It took Will Weatherford 10 years to catapult from political novice to one of Florida's most influential legislators. An untested $22,000-a-year campaign worker fresh out of college a decade ago, Weatherford, 33, is now one of the youngest House speakers in the state's history.
Weatherford began his political journey after graduating from Jacksonville University by helping former state Rep. Allan Bense pick up support in his successful campaign to become House speaker. Weatherford then joined Bense as a legislative aide handling constituency issues and married the speaker's daughter along the way.
But, his father-in-law points out, Weatherford earned his spurs on his own.
"He is much, much smarter on public policy issues than I was," said Bense, who was speaker from 2004 to 2006. "He's in Jeb's (former Gov. Jeb Bush) league in terms of details on public policy. He (Weatherford) can debate points I wouldn't even think about. It's uncanny."
Weatherford, R-Wesley Chapel, first caught Bense's eye during his final year at Jacksonville where he was a football teammate of Bense's son, Jason.
"Within a minute after meeting him, I said to myself, 'This guy has got potential,'" recalled Bense.
Maybe more than Bense first knew: It wasn't long before Weatherford and Bense's daughter, Courtney, started dating. They married in 2006 and now have three daughters under the age of 5. Weatherford, who has eight siblings, says he's in negotiations for a fourth in hopes of a son.
Weatherford recalls how nervous he was when he approached Bense, who was then his boss, about asking out his only daughter.
"I say, 'Hey, I don't want to get fired, but I'm thinking about taking Courtney out on a date if that's OK,'" Weatherford said. "He said, 'Sounds good, don't worry.' About nine months later we were engaged."
And Bense said whenever there is an issue between the two, he sides with his son-in-law.
"Always," Bense said. "I couldn't ask for a better son-in-law."
Or one who shares his love for politics.
In Weatherford's case, politics has been in his blood since childhood. His grandmother, Carolyn Warner, ran for governor in Arizona where she is a longtime Democratic activist and one-time the state's superintendent of schools. Her father, Weatherford's great grandfather, was a state senator in Oklahoma.
The new Florida speaker can actually trace his ancestry back to William Weatherford, known as Chief Red Eagle in the Creek Indian tribe. He negotiated a peace treaty with Col. Andrew Jackson in the early part of the 19th century following battles in parts of Alabama and Florida.
Weatherford lists "faith, family and football," as his priorities in life. He and all six younger brothers played college football at varying levels. One, Drew Weatherford, was the starting quarterback at Florida State for three years. Their youngest brother, Peter, was just 2 when he died of cancer. Will Weatherford was 15 and helping his older sister Jackie hold down the fort at home while their parents tended to their dying son.
"I had to grow up real quick," Weatherford said. "It was time to step up."
While Will Weatherford's political philosophy is largely a result of his formative years under his mother Cathy Weatherford's tutelage, he credits his legislative style to observing Bense.

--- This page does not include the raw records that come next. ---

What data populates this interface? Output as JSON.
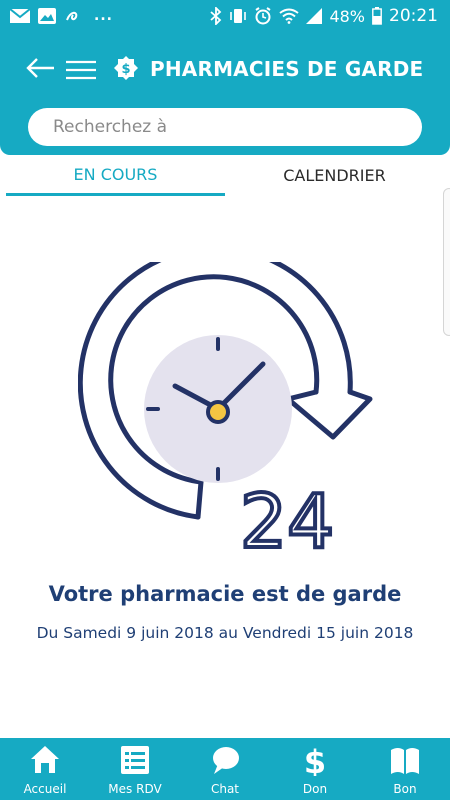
{
  "status_bar": {
    "overflow": "...",
    "battery": "48%",
    "time": "20:21"
  },
  "app_bar": {
    "title": "PHARMACIES DE GARDE"
  },
  "search": {
    "placeholder": "Recherchez à"
  },
  "tabs": [
    {
      "label": "EN COURS",
      "active": true
    },
    {
      "label": "CALENDRIER",
      "active": false
    }
  ],
  "illustration": {
    "number": "24"
  },
  "main": {
    "headline": "Votre pharmacie est de garde",
    "dates": "Du Samedi 9 juin 2018 au Vendredi 15 juin 2018"
  },
  "bottom_nav": [
    {
      "label": "Accueil",
      "icon": "home-icon"
    },
    {
      "label": "Mes RDV",
      "icon": "list-icon"
    },
    {
      "label": "Chat",
      "icon": "chat-bubble-icon"
    },
    {
      "label": "Don",
      "icon": "dollar-icon"
    },
    {
      "label": "Bon",
      "icon": "book-icon"
    }
  ],
  "colors": {
    "primary": "#16aac3",
    "navy": "#1f3f75",
    "clock_face": "#e4e2ee",
    "clock_center": "#f4c542"
  }
}
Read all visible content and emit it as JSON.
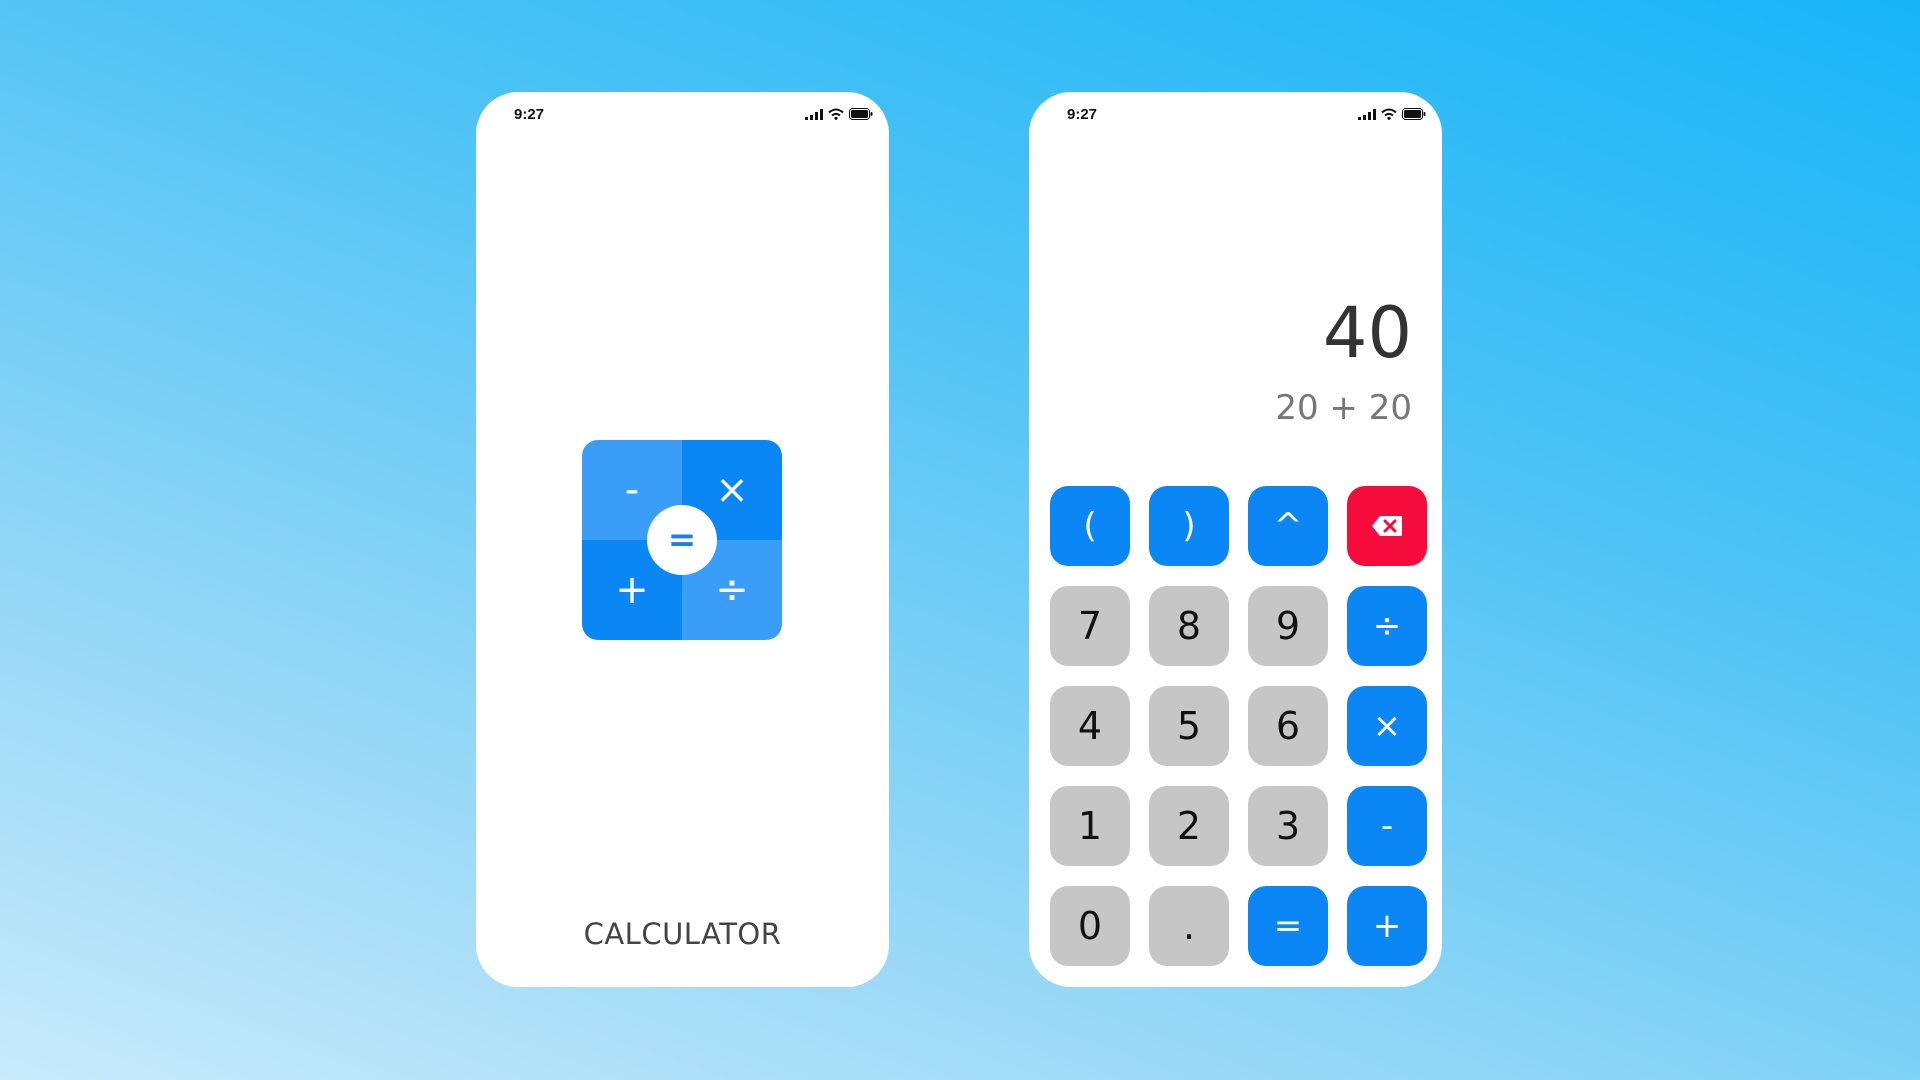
{
  "colors": {
    "accent": "#0a86f5",
    "accent_light": "#3a9ef9",
    "number_key": "#c6c6c6",
    "delete_key": "#f50c3c",
    "background_top": "#18b5f8",
    "background_bottom": "#c8eafb"
  },
  "splash_screen": {
    "status_time": "9:27",
    "status_icons": [
      "signal-icon",
      "wifi-icon",
      "battery-icon"
    ],
    "logo": {
      "top_left": "-",
      "top_right": "×",
      "bottom_left": "+",
      "bottom_right": "÷",
      "center": "="
    },
    "title": "CALCULATOR"
  },
  "calculator_screen": {
    "status_time": "9:27",
    "status_icons": [
      "signal-icon",
      "wifi-icon",
      "battery-icon"
    ],
    "display": {
      "result": "40",
      "expression": "20 + 20"
    },
    "keys": [
      {
        "label": "(",
        "type": "op",
        "name": "open-paren-key"
      },
      {
        "label": ")",
        "type": "op",
        "name": "close-paren-key"
      },
      {
        "label": "^",
        "type": "op",
        "name": "power-key"
      },
      {
        "label": "",
        "type": "del",
        "name": "backspace-key",
        "icon": "backspace-icon"
      },
      {
        "label": "7",
        "type": "num",
        "name": "digit-7-key"
      },
      {
        "label": "8",
        "type": "num",
        "name": "digit-8-key"
      },
      {
        "label": "9",
        "type": "num",
        "name": "digit-9-key"
      },
      {
        "label": "÷",
        "type": "op",
        "name": "divide-key"
      },
      {
        "label": "4",
        "type": "num",
        "name": "digit-4-key"
      },
      {
        "label": "5",
        "type": "num",
        "name": "digit-5-key"
      },
      {
        "label": "6",
        "type": "num",
        "name": "digit-6-key"
      },
      {
        "label": "×",
        "type": "op",
        "name": "multiply-key"
      },
      {
        "label": "1",
        "type": "num",
        "name": "digit-1-key"
      },
      {
        "label": "2",
        "type": "num",
        "name": "digit-2-key"
      },
      {
        "label": "3",
        "type": "num",
        "name": "digit-3-key"
      },
      {
        "label": "-",
        "type": "op",
        "name": "subtract-key"
      },
      {
        "label": "0",
        "type": "num",
        "name": "digit-0-key"
      },
      {
        "label": ".",
        "type": "num",
        "name": "decimal-key"
      },
      {
        "label": "=",
        "type": "op",
        "name": "equals-key"
      },
      {
        "label": "+",
        "type": "op",
        "name": "add-key"
      }
    ]
  }
}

"People rarely remember what you do or what you say, but they remember how you treat them," Weatherford said. "He made sure people knew that he cared about them."
The Texas-born, home-schooled Weatherford formally became speaker in November. The youngest speaker was the late Doyle Conner, who was elected at the age of 28 in 1958.
One of Weatherford's primary goals for the 60-day legislative session that begins March 5 is to eliminate guaranteed pension benefits for newly hired state employees as a way to reduce the cost of paying for them. Instead, all new hires would go into the state's defined contribution plan, which is currently optional. Those benefits can vary depending how successful an employee's investment choices turn out, similar to a 401k plan.
Eliminating the defined benefit for new hires could be the young speaker's toughest challenge.
"If we could afford it, it would be great, but we can't afford it long term." Weatherford said during a half-hour interview in his fourth floor office at the Capitol. He said it will cost the state $500 million this year to keep the retirement fund sound.
Weatherford and other critics of the present retirement system are worried it can't remain sound in the future without more taxpayer contributions.
"It's a ticking time bomb in every state and in every city across the country," Weatherford said. "Why would we allow people to go into a fund that we're going to have to bail out every year?"
Rep. Perry Thurston, the House Democratic leader, said he looks forward to working with Weatherford although there are bound to be some fights.